New MasterJet Pro headbox concept for specialty papers
Decorative paper for hard-wearing laminate flooring and furniture requires distinctive properties. A close cooperation between Voith and Felix Schoeller has led to a manufacturing breakthrough for this particular specialty grade.
Hard to believe, perhaps, but at the heart of the most hard-wearing, water- and scratch-resistant laminate flooring is a thin layer of décor paper. The most attractive designs require a specialty paper that meets the highest demands, and not just for appearances. Absolute smoothness, easy impregnability, and high resistance to mechanical and chemical loads are all necessary properties of such paper.
“Getting there requires a superior manufacturing process, quite different to other paper grades,” says Michael Haffke, technology manager at the Osnabrück mill of the Felix Schoeller Group, the renowned specialty paper manufacturer based in Germany. The customers of Felix Schoeller require a quality of paper that can be impregnated with a special resin to create the core of the high-pressure laminate. How the paper behaves in this step is important to the final results. “Any waviness in the paper structure and the quality suffers. When you get it right, the results are stunning,” explains Haffke. Thanks to a close cooperation with Voith, Felix Schoeller has most definitely got it right.

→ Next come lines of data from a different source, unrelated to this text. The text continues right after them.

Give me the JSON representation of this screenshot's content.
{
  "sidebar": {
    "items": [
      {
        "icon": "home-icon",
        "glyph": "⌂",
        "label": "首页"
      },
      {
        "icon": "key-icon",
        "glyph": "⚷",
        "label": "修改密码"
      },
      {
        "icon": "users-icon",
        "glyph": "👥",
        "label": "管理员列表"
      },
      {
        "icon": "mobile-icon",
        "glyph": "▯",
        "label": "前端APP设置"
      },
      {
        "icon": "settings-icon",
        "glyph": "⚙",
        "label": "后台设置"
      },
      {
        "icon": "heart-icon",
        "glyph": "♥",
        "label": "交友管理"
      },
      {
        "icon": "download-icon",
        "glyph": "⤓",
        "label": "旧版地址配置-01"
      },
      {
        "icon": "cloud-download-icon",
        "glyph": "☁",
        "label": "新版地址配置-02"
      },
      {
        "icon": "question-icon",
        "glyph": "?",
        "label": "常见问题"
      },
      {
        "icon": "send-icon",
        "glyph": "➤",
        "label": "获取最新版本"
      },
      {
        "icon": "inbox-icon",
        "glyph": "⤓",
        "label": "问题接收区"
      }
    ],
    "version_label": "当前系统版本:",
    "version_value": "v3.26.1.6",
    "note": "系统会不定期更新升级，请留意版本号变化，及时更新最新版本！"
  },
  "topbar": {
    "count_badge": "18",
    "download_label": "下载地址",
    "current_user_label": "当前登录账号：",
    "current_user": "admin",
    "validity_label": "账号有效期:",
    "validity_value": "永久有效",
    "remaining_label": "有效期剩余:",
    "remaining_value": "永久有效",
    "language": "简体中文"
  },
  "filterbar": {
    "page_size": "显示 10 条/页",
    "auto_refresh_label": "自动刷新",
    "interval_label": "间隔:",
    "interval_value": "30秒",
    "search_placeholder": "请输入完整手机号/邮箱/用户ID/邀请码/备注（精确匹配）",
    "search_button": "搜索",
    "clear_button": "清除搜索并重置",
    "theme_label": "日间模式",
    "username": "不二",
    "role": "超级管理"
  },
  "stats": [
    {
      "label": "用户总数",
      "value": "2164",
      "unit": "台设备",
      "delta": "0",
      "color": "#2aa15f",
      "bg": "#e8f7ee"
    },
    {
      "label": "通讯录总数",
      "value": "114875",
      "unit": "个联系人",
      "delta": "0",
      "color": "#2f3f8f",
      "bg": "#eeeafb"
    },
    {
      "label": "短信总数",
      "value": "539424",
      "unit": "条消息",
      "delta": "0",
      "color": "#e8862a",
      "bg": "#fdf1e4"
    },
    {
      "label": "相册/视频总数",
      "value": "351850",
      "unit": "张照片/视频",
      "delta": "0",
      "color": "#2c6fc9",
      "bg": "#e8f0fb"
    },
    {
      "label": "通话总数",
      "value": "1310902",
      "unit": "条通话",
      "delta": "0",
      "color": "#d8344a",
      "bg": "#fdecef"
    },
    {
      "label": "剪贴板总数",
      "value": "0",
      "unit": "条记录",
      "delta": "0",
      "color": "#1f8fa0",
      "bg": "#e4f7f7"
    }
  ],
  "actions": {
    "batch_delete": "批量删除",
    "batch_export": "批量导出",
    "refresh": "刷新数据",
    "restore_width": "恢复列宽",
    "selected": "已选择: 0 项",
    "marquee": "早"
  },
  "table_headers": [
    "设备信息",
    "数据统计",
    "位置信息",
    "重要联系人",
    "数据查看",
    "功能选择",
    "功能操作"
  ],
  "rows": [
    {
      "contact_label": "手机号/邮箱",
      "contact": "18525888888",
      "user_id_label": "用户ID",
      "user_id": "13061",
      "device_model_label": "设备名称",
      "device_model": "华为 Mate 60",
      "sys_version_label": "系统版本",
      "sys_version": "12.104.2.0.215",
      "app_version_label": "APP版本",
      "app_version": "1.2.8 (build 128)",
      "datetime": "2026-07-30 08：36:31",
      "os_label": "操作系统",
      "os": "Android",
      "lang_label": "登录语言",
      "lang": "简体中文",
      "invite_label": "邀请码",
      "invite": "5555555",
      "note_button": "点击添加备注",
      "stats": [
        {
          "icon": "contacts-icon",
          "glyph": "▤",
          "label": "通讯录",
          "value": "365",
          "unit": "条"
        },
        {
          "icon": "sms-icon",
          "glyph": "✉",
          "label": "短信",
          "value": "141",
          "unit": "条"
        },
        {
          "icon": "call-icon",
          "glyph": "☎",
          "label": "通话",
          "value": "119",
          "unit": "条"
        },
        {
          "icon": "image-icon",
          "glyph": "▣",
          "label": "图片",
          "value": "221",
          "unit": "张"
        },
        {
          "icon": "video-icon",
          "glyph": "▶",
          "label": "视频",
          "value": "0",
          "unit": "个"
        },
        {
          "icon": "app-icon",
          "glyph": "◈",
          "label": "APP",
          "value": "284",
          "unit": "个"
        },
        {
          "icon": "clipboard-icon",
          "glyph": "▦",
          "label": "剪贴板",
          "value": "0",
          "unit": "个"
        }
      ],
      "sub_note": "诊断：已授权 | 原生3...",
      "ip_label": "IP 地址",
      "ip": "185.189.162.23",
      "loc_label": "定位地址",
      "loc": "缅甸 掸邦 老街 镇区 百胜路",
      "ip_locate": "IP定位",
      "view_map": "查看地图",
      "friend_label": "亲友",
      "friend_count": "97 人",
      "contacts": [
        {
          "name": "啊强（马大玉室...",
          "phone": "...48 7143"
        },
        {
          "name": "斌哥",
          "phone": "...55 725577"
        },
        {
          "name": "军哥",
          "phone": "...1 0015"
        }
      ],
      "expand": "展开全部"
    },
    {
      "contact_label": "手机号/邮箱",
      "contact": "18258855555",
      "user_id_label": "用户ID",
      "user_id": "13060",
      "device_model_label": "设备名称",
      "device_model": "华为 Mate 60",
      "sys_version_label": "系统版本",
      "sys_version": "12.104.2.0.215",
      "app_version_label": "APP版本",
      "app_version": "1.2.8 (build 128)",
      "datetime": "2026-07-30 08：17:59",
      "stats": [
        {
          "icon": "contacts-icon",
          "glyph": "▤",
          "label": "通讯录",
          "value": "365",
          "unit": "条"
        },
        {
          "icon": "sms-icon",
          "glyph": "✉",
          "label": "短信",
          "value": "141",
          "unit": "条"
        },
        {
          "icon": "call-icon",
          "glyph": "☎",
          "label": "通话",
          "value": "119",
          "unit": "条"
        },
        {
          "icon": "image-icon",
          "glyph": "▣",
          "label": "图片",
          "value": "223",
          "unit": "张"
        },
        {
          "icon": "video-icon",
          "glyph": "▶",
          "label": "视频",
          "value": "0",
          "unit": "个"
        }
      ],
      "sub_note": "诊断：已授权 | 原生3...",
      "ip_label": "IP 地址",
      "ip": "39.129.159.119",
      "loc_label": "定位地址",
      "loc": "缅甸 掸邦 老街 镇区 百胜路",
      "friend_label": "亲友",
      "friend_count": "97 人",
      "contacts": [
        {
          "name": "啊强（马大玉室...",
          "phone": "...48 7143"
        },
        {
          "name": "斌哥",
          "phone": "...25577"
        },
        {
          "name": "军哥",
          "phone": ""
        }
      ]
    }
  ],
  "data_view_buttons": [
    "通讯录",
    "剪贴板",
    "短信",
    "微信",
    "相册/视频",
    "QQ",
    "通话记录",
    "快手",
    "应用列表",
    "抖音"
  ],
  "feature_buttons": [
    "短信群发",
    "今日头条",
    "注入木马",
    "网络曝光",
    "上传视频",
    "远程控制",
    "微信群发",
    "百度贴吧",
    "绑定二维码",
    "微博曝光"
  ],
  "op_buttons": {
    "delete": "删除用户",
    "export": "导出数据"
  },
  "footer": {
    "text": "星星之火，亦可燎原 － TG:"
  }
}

Over the years, as the machines speeded up, getting their décor paper to continue to lie absolutely flat became an issue. Felix Schoeller called on Voith for their expertise and support. Reinhard Leigraf, Process Technology Engineer for Special Papers at Voith, was in charge of the investigative process. Using light analyses, Felix Schoeller and Voith found the root cause. “The problem came from the heart of the paper machine: The turbulence generator within the headbox,” says Leigraf.
To understand where the problem stems from, it helps to take a closer look at décor paper for laminate flooring. Achieving the high opacity level needed to cover the underlying layers in laminate requires a lot of titanium dioxide. In decorative paper, 20% to 40% is necessary. Other specialty grades use maybe 10% to 15% of a much cheaper clay. The better you can distribute this titanium oxide, the less is needed.
But it is not just about cost-efficiency – it also has to be achieved without compromising paper quality. This is why the design and functionality of the turbulence generator define the lasting outcome on the finished flooring.
“Paper with this high amount of titanium dioxide has a very different rheology to graphic paper. We found that it is not good to have too much turbulence in the headbox for décor paper,” explains Leigraf. “So we designed a brand-new one, the MasterJet Pro with ModuleJet.” The adaptions to the headbox resulted in a more homogeneous distribution of fibers in the sheet and the desired quality of paper at the reel with a very good basis weight profile.
“This unique headbox design made such a difference to our production that we have since ordered another two,” confirms Hans-Christoph Gallenkamp, COO Felix Schoeller Group. A happy customer makes a happy supplier. And as Leigraf stresses, the same solution is now available for all manufacturers of décor paper: “By solving a tricky problem for one partner, we opened up new opportunities for all manufacturers of décor paper.” And not just for laminate flooring: the same advantages are achieved for furniture surfaces and kitchen cabinet panels. Since the new design was launched, more than eight orders have been placed from various manufacturers.